If you can’t get a straight answer on the fees that you are paying, it is wise to seek an alternative mortgage broker. A trusted real estate agent can help you review your Good Faith Estimate and closing statement to watch for potential mortgage issues.

  • Kevin – This is by far one of the most informative and well explained posts on the topic of Yield Spread Premiums I’ve ever read. Thanks for taking the time to put all the info together and explain it so simply!

  • Kevin, consumers should be more aware of what that can’t see–rebate pricing from banks and lenders.

    YSP is simply rebate pricing…and mortgage brokers are the only type of lender who are required to disclose the compensation on the back end.

    Using your example above, if someone went to a mortgage broker and received a rate higher than 5%; the mortgage broker would have to disclose that on the good faith estimate. If the same borrower went to a bank or correspondent lender and received a rate higher than 5%; the mortgage banker/lender would not have to disclose the rebate pricing EVEN THOUGH odds are they are receiving similar rebate pricing as a mortgage broker.

    When consumers focus on YSP instead of the rate in comparison with closing costs–they get blindsided. And they cannot compare YSP from a mortgage broker with rebate pricing of a mortgage banker since the banker will never share that tidbit with the consumer…because they don’t have to.

  • Update: the 2010 good faith estimate requires that any YSP a mortgage broker is paid be credited to the borrower.
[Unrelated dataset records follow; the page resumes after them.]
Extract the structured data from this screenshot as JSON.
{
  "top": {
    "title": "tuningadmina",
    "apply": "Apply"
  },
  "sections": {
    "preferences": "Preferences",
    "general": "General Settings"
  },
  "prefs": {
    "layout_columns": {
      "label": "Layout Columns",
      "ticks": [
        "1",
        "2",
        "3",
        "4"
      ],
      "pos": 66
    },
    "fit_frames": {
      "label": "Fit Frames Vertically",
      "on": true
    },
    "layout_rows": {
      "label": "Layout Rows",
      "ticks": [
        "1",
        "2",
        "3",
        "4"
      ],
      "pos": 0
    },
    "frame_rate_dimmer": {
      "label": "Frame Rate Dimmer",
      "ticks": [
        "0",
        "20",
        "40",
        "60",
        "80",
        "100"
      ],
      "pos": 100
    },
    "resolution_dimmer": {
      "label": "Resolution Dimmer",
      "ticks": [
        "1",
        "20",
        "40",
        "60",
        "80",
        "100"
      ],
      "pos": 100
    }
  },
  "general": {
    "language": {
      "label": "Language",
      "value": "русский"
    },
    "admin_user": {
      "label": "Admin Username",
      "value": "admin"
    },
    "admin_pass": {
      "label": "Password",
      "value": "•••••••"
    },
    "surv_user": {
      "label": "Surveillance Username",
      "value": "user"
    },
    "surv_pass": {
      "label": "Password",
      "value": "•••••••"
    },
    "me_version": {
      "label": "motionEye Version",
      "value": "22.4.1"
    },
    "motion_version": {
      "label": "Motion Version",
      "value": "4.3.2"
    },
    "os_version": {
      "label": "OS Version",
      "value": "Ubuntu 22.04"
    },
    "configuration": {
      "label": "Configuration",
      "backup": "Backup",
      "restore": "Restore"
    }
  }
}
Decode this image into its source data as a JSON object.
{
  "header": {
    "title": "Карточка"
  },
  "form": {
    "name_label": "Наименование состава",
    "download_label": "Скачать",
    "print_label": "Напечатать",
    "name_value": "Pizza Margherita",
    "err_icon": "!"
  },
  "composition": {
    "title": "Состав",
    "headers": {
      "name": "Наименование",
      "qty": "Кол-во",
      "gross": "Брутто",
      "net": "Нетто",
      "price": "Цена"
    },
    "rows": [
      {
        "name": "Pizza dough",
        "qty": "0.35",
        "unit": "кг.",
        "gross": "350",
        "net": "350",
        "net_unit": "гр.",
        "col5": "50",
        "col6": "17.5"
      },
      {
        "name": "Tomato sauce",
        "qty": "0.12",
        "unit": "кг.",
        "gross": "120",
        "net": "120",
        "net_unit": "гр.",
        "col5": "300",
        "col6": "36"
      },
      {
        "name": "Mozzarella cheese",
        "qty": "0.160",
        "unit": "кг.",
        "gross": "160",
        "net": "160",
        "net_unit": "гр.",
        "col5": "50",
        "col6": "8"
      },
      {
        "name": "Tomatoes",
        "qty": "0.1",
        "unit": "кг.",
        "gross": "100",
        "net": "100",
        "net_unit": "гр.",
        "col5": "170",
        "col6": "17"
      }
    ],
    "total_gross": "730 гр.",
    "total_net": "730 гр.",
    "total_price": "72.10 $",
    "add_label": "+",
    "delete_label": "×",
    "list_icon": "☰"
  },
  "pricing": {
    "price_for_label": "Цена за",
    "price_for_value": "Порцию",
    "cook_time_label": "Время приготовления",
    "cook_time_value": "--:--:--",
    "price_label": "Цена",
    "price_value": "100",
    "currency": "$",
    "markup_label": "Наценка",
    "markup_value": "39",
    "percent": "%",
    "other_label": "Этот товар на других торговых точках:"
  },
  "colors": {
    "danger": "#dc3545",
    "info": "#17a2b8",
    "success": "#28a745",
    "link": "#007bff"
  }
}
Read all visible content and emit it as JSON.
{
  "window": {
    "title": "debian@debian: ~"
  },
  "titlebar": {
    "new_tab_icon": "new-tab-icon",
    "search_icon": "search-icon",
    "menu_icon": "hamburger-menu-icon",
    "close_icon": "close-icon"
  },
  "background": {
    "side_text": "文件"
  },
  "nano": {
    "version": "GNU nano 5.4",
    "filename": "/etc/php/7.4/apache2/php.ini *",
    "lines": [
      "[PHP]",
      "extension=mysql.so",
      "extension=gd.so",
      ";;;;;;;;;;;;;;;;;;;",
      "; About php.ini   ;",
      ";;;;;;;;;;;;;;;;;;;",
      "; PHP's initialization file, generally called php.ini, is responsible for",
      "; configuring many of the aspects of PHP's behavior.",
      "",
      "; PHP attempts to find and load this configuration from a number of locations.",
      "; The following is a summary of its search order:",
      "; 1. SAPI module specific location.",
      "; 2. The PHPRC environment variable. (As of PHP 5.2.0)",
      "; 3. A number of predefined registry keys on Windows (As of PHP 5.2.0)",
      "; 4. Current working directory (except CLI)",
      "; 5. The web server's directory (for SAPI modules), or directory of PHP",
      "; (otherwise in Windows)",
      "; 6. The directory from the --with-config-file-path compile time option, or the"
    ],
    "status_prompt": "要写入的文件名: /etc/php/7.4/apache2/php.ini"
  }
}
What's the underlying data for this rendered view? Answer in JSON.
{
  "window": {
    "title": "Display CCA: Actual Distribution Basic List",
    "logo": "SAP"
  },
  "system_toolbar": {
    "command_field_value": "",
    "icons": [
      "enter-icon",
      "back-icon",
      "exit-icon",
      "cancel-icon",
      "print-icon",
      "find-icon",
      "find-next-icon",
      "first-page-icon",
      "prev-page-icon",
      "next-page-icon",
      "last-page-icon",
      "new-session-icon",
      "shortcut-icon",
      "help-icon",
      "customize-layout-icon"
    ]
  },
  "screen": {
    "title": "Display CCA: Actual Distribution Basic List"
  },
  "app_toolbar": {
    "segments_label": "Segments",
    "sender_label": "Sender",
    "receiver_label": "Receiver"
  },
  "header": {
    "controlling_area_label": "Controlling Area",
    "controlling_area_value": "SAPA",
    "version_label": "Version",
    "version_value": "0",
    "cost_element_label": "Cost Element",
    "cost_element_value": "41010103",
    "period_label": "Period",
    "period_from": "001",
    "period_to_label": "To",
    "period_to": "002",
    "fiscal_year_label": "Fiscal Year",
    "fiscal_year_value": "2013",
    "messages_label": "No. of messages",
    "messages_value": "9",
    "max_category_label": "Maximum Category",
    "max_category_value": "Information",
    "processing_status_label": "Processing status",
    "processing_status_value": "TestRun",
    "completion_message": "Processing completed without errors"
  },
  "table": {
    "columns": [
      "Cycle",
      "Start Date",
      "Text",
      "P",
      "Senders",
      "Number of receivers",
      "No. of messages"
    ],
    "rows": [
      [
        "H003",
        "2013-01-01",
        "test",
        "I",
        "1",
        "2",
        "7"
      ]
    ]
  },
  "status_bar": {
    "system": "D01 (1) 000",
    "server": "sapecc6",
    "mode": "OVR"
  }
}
Currently some in Congress (who does not understand YSP) are trying to get YSP banned…which would just be removing the credit to the borrower.

    Good Faith Estimates are also completely different from when this post was written… the joys of writing about mortgage stuff in an ever changing world. 🙂